Congrats! You've survived your first week of summer weather in the Pacific Northwest. If you're like me though, 90+ temperatures mean you're actually spending more time inside, mooching off whoever is wise enough to pay for air conditioning. Though the winter is where construction defects become the most apparent, the hot summer months can be just as revealing.
It's generally safe to assume people intend to finish what they've started. When parties don't see a project to completion, however, contract law will usually provide remedies. But what if that nonperformance is the result of matters beyond the parties' control? In that case, construction contracts only operate to bail out a nonperforming party if they contain a "force majeure" or similar clause.
Things can change in an instant in the construction business. For example, a contractor may make a bid relying on a bid proposal from a subcontractor. Any number of circumstances can then cause that subcontractor to withdraw after the contractor won the project bid. What is that contractor left to do?
Last month we wrote about some of the potential liability construction businesses can avoid by hiring licensed contractors. We noted that it would be shortsighted for businesses to see hiring unlicensed contractors as a way to reduce project costs. But what happens when workers misrepresent their status as licensed contractors to persuade you to hire them? Unfortunately, some victims in Oregon are finding out the hard way.
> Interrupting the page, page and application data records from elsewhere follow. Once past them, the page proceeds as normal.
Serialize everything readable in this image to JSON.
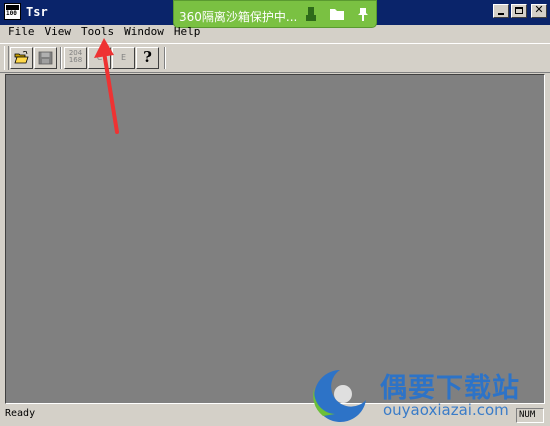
{
  "window": {
    "title": "Tsr",
    "icon_text": "100"
  },
  "sandbox_bar": {
    "text": "360隔离沙箱保护中...",
    "icons": [
      "usb-icon",
      "folder-icon",
      "pin-icon"
    ]
  },
  "menu": {
    "items": [
      "File",
      "View",
      "Tools",
      "Window",
      "Help"
    ]
  },
  "toolbar": {
    "buttons": [
      {
        "name": "open-folder-icon",
        "enabled": true
      },
      {
        "name": "save-disk-icon",
        "enabled": false
      },
      {
        "name": "convert-icon",
        "label_top": "204",
        "label_bottom": "168",
        "enabled": false
      },
      {
        "name": "c-icon",
        "label": "C",
        "enabled": false
      },
      {
        "name": "e-icon",
        "label": "E",
        "enabled": false
      },
      {
        "name": "help-icon",
        "label": "?",
        "enabled": true
      }
    ]
  },
  "status": {
    "text": "Ready",
    "indicator": "NUM"
  },
  "watermark": {
    "title": "偶要下载站",
    "url": "ouyaoxiazai.com"
  },
  "colors": {
    "titlebar": "#0a246a",
    "face": "#d4d0c8",
    "client": "#808080",
    "sandbox": "#7ac142",
    "arrow": "#ee3333",
    "watermark": "#2d73c7"
  }
}
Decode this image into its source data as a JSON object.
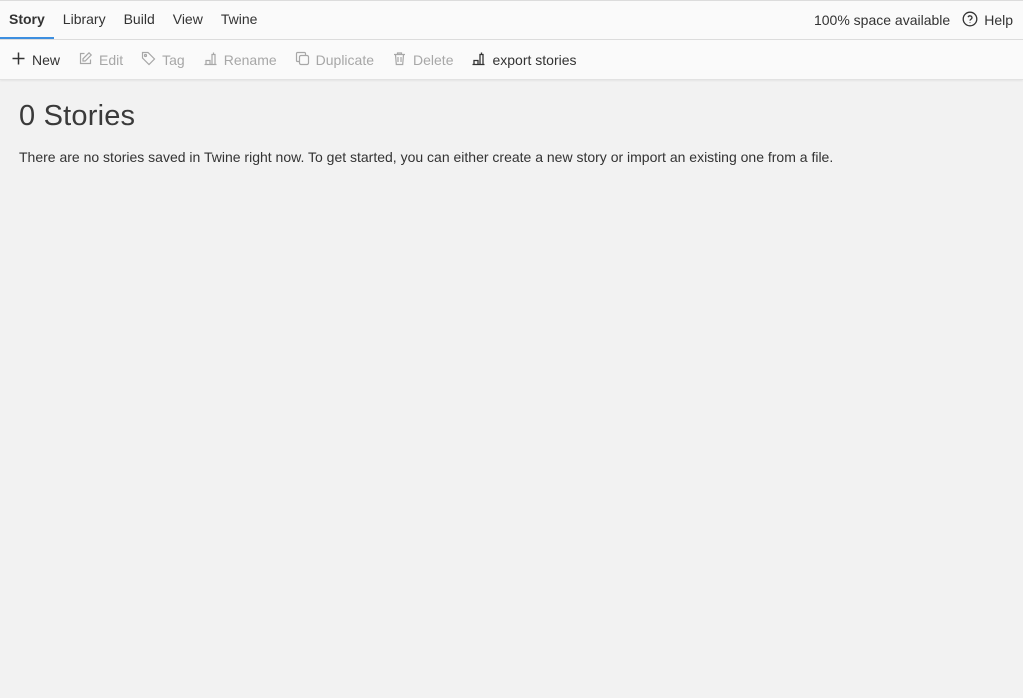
{
  "nav": {
    "tabs": [
      {
        "label": "Story",
        "active": true
      },
      {
        "label": "Library",
        "active": false
      },
      {
        "label": "Build",
        "active": false
      },
      {
        "label": "View",
        "active": false
      },
      {
        "label": "Twine",
        "active": false
      }
    ],
    "space_available": "100% space available",
    "help_label": "Help"
  },
  "toolbar": {
    "new_label": "New",
    "edit_label": "Edit",
    "tag_label": "Tag",
    "rename_label": "Rename",
    "duplicate_label": "Duplicate",
    "delete_label": "Delete",
    "export_label": "export stories"
  },
  "main": {
    "title": "0 Stories",
    "empty_message": "There are no stories saved in Twine right now. To get started, you can either create a new story or import an existing one from a file."
  },
  "colors": {
    "accent": "#3d8fe0",
    "background": "#f2f2f2",
    "disabled_text": "#a7a7a7"
  }
}
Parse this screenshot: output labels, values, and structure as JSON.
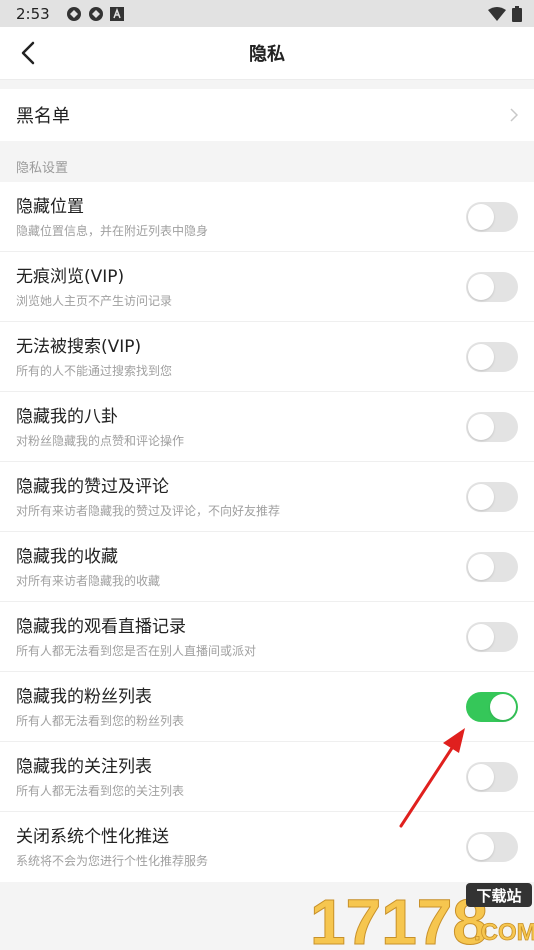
{
  "status": {
    "time": "2:53"
  },
  "nav": {
    "title": "隐私"
  },
  "blacklist": {
    "label": "黑名单"
  },
  "section": {
    "title": "隐私设置"
  },
  "items": [
    {
      "title": "隐藏位置",
      "subtitle": "隐藏位置信息，并在附近列表中隐身",
      "on": false
    },
    {
      "title": "无痕浏览(VIP)",
      "subtitle": "浏览她人主页不产生访问记录",
      "on": false
    },
    {
      "title": "无法被搜索(VIP)",
      "subtitle": "所有的人不能通过搜索找到您",
      "on": false
    },
    {
      "title": "隐藏我的八卦",
      "subtitle": "对粉丝隐藏我的点赞和评论操作",
      "on": false
    },
    {
      "title": "隐藏我的赞过及评论",
      "subtitle": "对所有来访者隐藏我的赞过及评论，不向好友推荐",
      "on": false
    },
    {
      "title": "隐藏我的收藏",
      "subtitle": "对所有来访者隐藏我的收藏",
      "on": false
    },
    {
      "title": "隐藏我的观看直播记录",
      "subtitle": "所有人都无法看到您是否在别人直播间或派对",
      "on": false
    },
    {
      "title": "隐藏我的粉丝列表",
      "subtitle": "所有人都无法看到您的粉丝列表",
      "on": true
    },
    {
      "title": "隐藏我的关注列表",
      "subtitle": "所有人都无法看到您的关注列表",
      "on": false
    },
    {
      "title": "关闭系统个性化推送",
      "subtitle": "系统将不会为您进行个性化推荐服务",
      "on": false
    }
  ],
  "watermark": {
    "number": "17178",
    "tag": "下载站",
    "domain": ".COM"
  },
  "colors": {
    "toggle_on": "#35c759",
    "toggle_off": "#e3e3e3",
    "arrow": "#e0201e"
  }
}
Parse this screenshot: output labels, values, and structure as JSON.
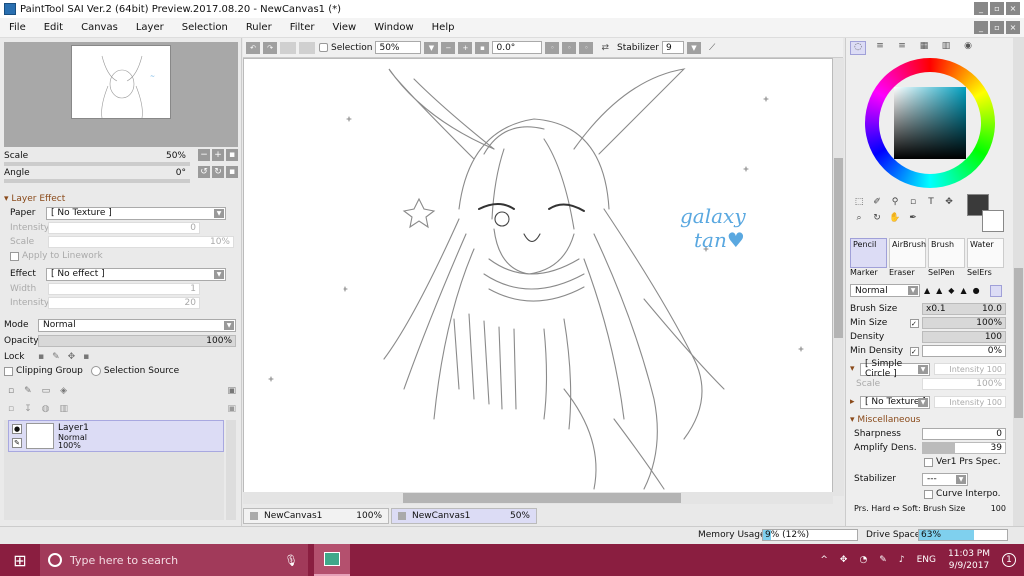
{
  "window": {
    "title": "PaintTool SAI Ver.2 (64bit) Preview.2017.08.20 - NewCanvas1 (*)"
  },
  "menu": [
    "File",
    "Edit",
    "Canvas",
    "Layer",
    "Selection",
    "Ruler",
    "Filter",
    "View",
    "Window",
    "Help"
  ],
  "navigator": {
    "scale_label": "Scale",
    "scale_value": "50%",
    "angle_label": "Angle",
    "angle_value": "0°"
  },
  "layer_effect": {
    "header": "Layer Effect",
    "paper_label": "Paper",
    "paper_value": "[ No Texture ]",
    "intensity_label": "Intensity",
    "intensity_value": "0",
    "scale_label": "Scale",
    "scale_value": "10%",
    "apply_linework": "Apply to Linework",
    "effect_label": "Effect",
    "effect_value": "[ No effect ]",
    "width_label": "Width",
    "width_value": "1",
    "effect_intensity_label": "Intensity",
    "effect_intensity_value": "20"
  },
  "layer_props": {
    "mode_label": "Mode",
    "mode_value": "Normal",
    "opacity_label": "Opacity",
    "opacity_value": "100%",
    "lock_label": "Lock",
    "clipping": "Clipping Group",
    "selection_source": "Selection Source"
  },
  "layer": {
    "name": "Layer1",
    "mode": "Normal",
    "opacity": "100%"
  },
  "toolbar": {
    "selection": "Selection",
    "zoom": "50%",
    "angle": "0.0°",
    "stabilizer_label": "Stabilizer",
    "stabilizer_value": "9"
  },
  "canvas": {
    "sketch_text_line1": "galaxy",
    "sketch_text_line2": "tan♥",
    "sketch_ink": "#5aa8e0"
  },
  "doc_tabs": [
    {
      "name": "NewCanvas1",
      "zoom": "100%"
    },
    {
      "name": "NewCanvas1",
      "zoom": "50%"
    }
  ],
  "color": {
    "current": "#3a3a3a"
  },
  "brushes": [
    "Pencil",
    "AirBrush",
    "Brush",
    "Water"
  ],
  "brushes_row2": [
    "Marker",
    "Eraser",
    "SelPen",
    "SelErs"
  ],
  "brush_settings": {
    "blend": "Normal",
    "brush_size_label": "Brush Size",
    "brush_size_mult": "x0.1",
    "brush_size_value": "10.0",
    "min_size_label": "Min Size",
    "min_size_value": "100%",
    "density_label": "Density",
    "density_value": "100",
    "min_density_label": "Min Density",
    "min_density_value": "0%",
    "shape": "[ Simple Circle ]",
    "shape_intensity": "Intensity 100",
    "shape_scale_label": "Scale",
    "shape_scale_value": "100%",
    "texture": "[ No Texture ]",
    "texture_intensity": "Intensity 100",
    "misc_header": "Miscellaneous",
    "sharpness_label": "Sharpness",
    "sharpness_value": "0",
    "amplify_label": "Amplify Dens.",
    "amplify_value": "39",
    "ver1": "Ver1 Prs Spec.",
    "stabilizer_label": "Stabilizer",
    "stabilizer_value": "---",
    "curve": "Curve Interpo.",
    "prs_label": "Prs. Hard ⇔ Soft: Brush Size",
    "prs_value": "100"
  },
  "status": {
    "memory_label": "Memory Usage",
    "memory_value": "9% (12%)",
    "memory_pct": 9,
    "drive_label": "Drive Space",
    "drive_value": "63%",
    "drive_pct": 63
  },
  "taskbar": {
    "search_placeholder": "Type here to search",
    "lang": "ENG",
    "time": "11:03 PM",
    "date": "9/9/2017",
    "notif_count": "1"
  }
}
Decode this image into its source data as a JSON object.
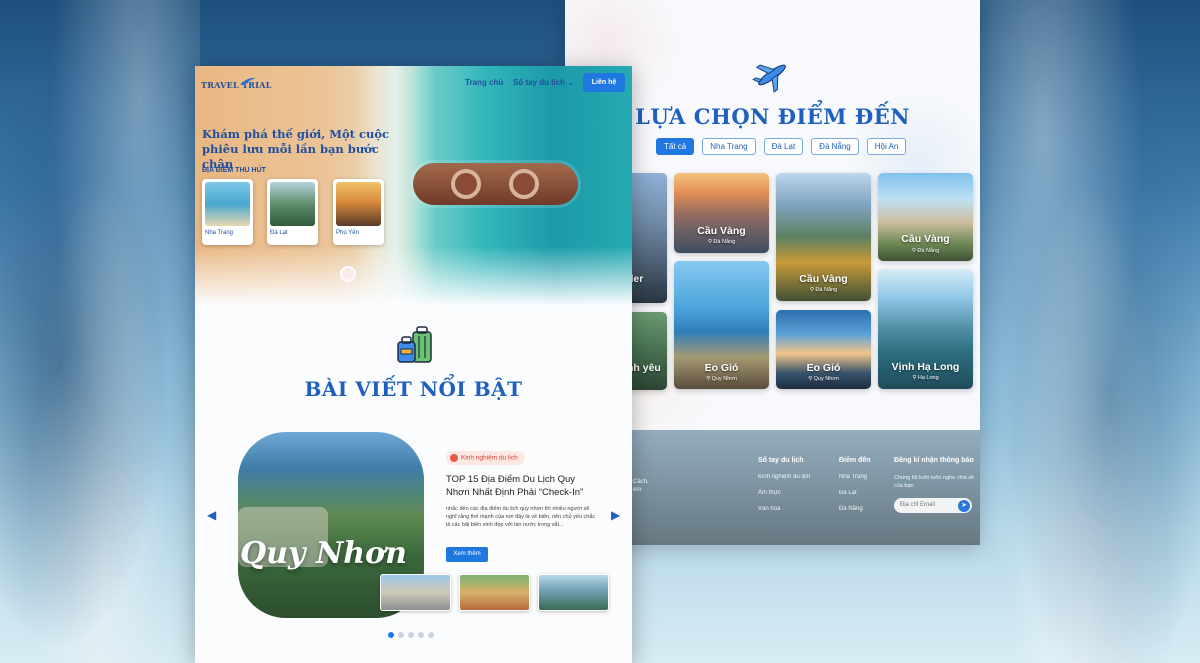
{
  "colors": {
    "brand": "#1f5fbf",
    "accent": "#1f77e0",
    "tag": "#d2453a"
  },
  "home": {
    "logo": "TRAVEL TRIAL",
    "nav": {
      "home": "Trang chủ",
      "handbook": "Sổ tay du lịch",
      "handbook_caret": "⌄",
      "contact": "Liên hệ"
    },
    "hero_title": "Khám phá thế giới, Một cuộc phiêu lưu mỗi lần bạn bước chân",
    "attractions_label": "ĐỊA ĐIỂM THU HÚT",
    "attractions": [
      {
        "label": "Nha Trang"
      },
      {
        "label": "Đà Lạt"
      },
      {
        "label": "Phú Yên"
      }
    ],
    "featured_title": "BÀI VIẾT NỔI BẬT",
    "post": {
      "tag": "Kinh nghiệm du lịch",
      "title": "TOP 15 Địa Điểm Du Lịch Quy Nhơn Nhất Định Phải “Check-In”",
      "desc": "nhắc đến các địa điểm du lịch quy nhơn thì nhiều người sẽ nghĩ rằng thế mạnh của nơi đây là về biển, nên chủ yếu chắc là các bãi biển xinh đẹp với làn nước trong vắt...",
      "more": "Xem thêm",
      "image_text": "Quy Nhơn"
    },
    "arrows": {
      "prev": "◀",
      "next": "▶"
    }
  },
  "destinations": {
    "title": "LỰA CHỌN ĐIỂM ĐẾN",
    "filters": [
      "Tất cả",
      "Nha Trang",
      "Đà Lạt",
      "Đà Nẵng",
      "Hội An"
    ],
    "cards": [
      {
        "name": "Cầu Vàng",
        "loc": "Đà Nẵng"
      },
      {
        "name": "Eo Gió",
        "loc": "Quy Nhơn"
      },
      {
        "name": "Cầu Vàng",
        "loc": "Đà Nẵng"
      },
      {
        "name": "Eo Gió",
        "loc": "Quy Nhơn"
      },
      {
        "name": "Cầu Vàng",
        "loc": "Đà Nẵng"
      },
      {
        "name": "Vịnh Hạ Long",
        "loc": "Hạ Long"
      }
    ],
    "partial": {
      "top": "der",
      "bottom": "nh yêu"
    }
  },
  "footer": {
    "left_bits": "Cách,\nem",
    "col1": {
      "title": "Sổ tay du lịch",
      "items": [
        "Kinh nghiệm du lịch",
        "Ẩm thực",
        "Văn hoá"
      ]
    },
    "col2": {
      "title": "Điểm đến",
      "items": [
        "Nha Trang",
        "Đà Lạt",
        "Đà Nẵng"
      ]
    },
    "col3": {
      "title": "Đăng kí nhận thông báo",
      "sub": "Chúng tôi luôn luôn nghe chia sẻ của bạn",
      "placeholder": "Địa chỉ Email",
      "send": "➤"
    }
  }
}
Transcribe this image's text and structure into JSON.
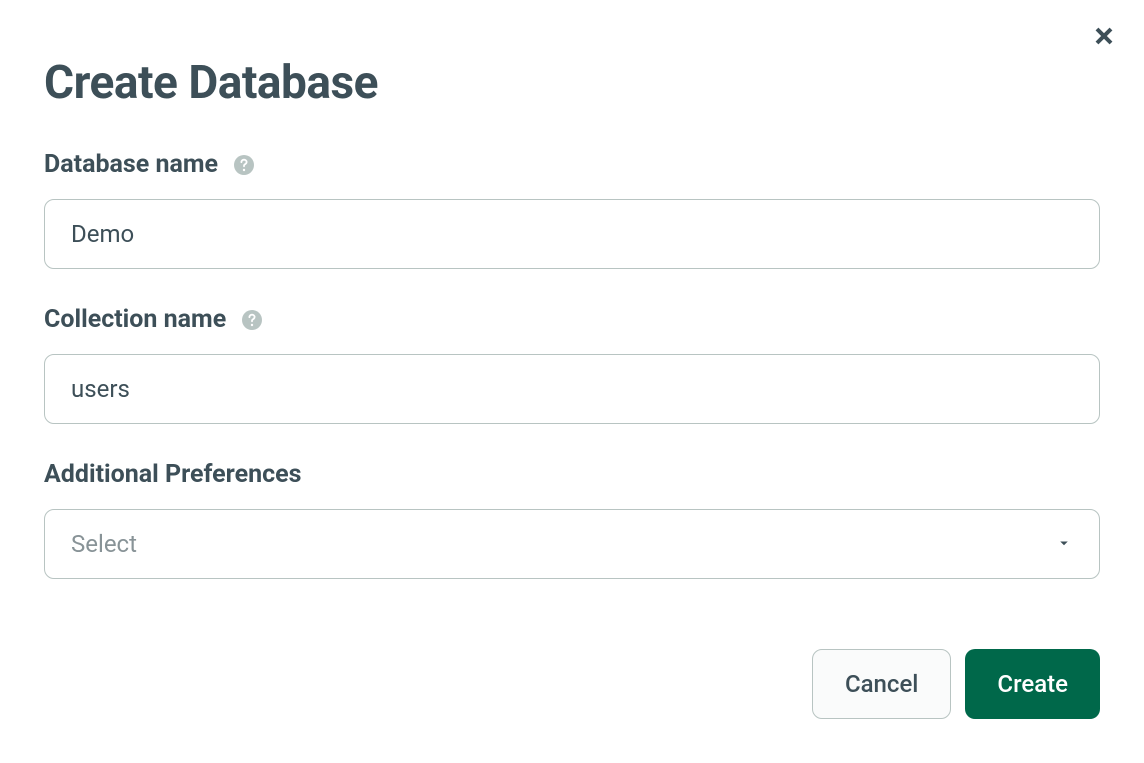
{
  "modal": {
    "title": "Create Database",
    "fields": {
      "database_name": {
        "label": "Database name",
        "value": "Demo"
      },
      "collection_name": {
        "label": "Collection name",
        "value": "users"
      },
      "additional_preferences": {
        "label": "Additional Preferences",
        "placeholder": "Select"
      }
    },
    "buttons": {
      "cancel": "Cancel",
      "create": "Create"
    }
  }
}
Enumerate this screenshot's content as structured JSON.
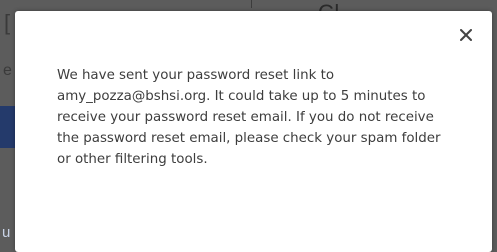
{
  "background": {
    "heading_fragment": "Cl",
    "bracket_fragment": "[",
    "letter_fragment": "e",
    "button_fragment": "u"
  },
  "modal": {
    "close_label": "×",
    "close_icon": "close-icon",
    "message": "We have sent your password reset link to amy_pozza@bshsi.org. It could take up to 5 minutes to receive your password reset email. If you do not receive the password reset email, please check your spam folder or other filtering tools."
  }
}
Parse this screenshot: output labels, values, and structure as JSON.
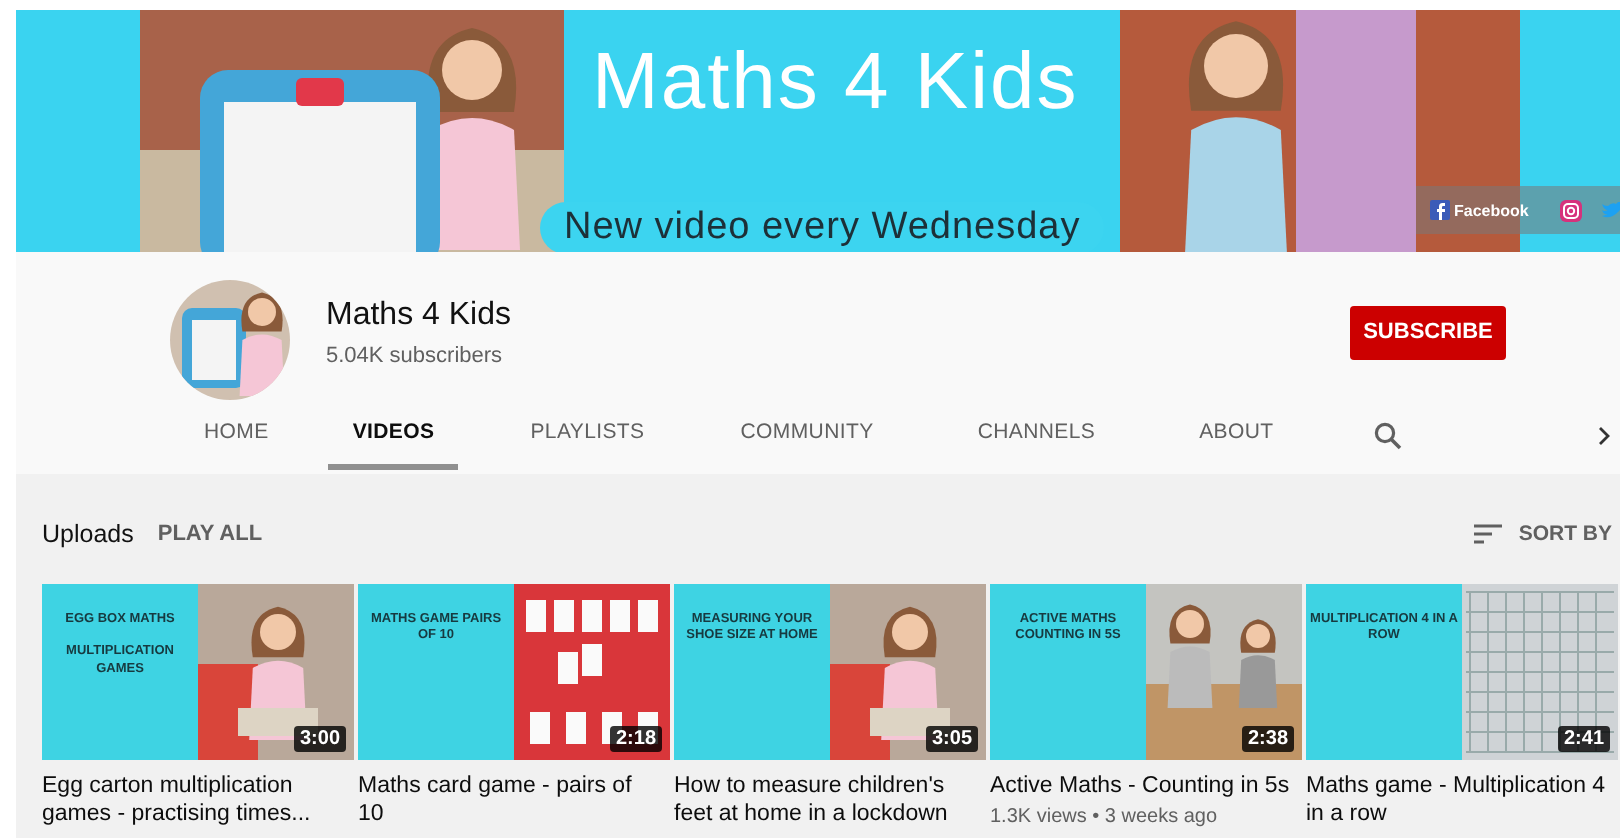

Last week we wrote about some of the unique qualities of Oregon's Prompt Payment Statute that provides recourse for construction subcontractors and contractors when an owner or contractor fails to pay on time. Though it can be particularly harsh, the statute's penalties will not always apply all of the time.
If there's one thing every person in the construction business knows, it's that you can expect delays in completing any project. But those delays aren't always the result of a negligent contractor, or unexpected costs. Sometimes, an owner or lead contractor can create delays by significantly changing a project or by not providing the proper working conditions. Disruptions like these may entitle a contractor to be paid for additional costs incurred as a result of the disruption.
As we've recently highlighted, the Construction Contractors Board and Oregon OSHA seem to be ramping up enforcement of their respective authorities under Oregon law. Where rules contain mostly black-and-white requirements for owners and contractors, as well as harsh enforcement options, the CCB has found the perfect place to flex its authoritative muscles. One such area is the CCB's enforcement of Oregon's Prompt Pay Act.
We've previously discussed some of the costs that come with changing or cancelling construction contracts. Sometimes circumstances change that makes these costs unavoidable. But, where the contract need not be rewritten or cancelled, most of the costs resulting from construction contract disputes can be avoided. Though it sounds like a no-brainer, the best way to avoid these costs is to have carefully drafted contracts, written to anticipate circumstances that may change each party's position.
If you anticipate a dispute with your contractors, whether it's over work they've done or work they should have done better, you don't have to worry about a long, drawn out litigation process to voice those concerns. By filing a complaint with the Construction Contractors Board (CCB) dispute resolution services, you can sometimes sidestep litigation and avoid the tremendous costs that come with it.
Whether it's a ranch-style house in Camas or a colonial home in Irvington, we all envision building or buying our dream home one day. In 2013, it seems more and more people made those dreams a reality. Recent residential construction rates indicate new home construction went up nearly twenty percent from 2012, with the sale of new homes rising by almost nine percent. That's a lot of new homeowners.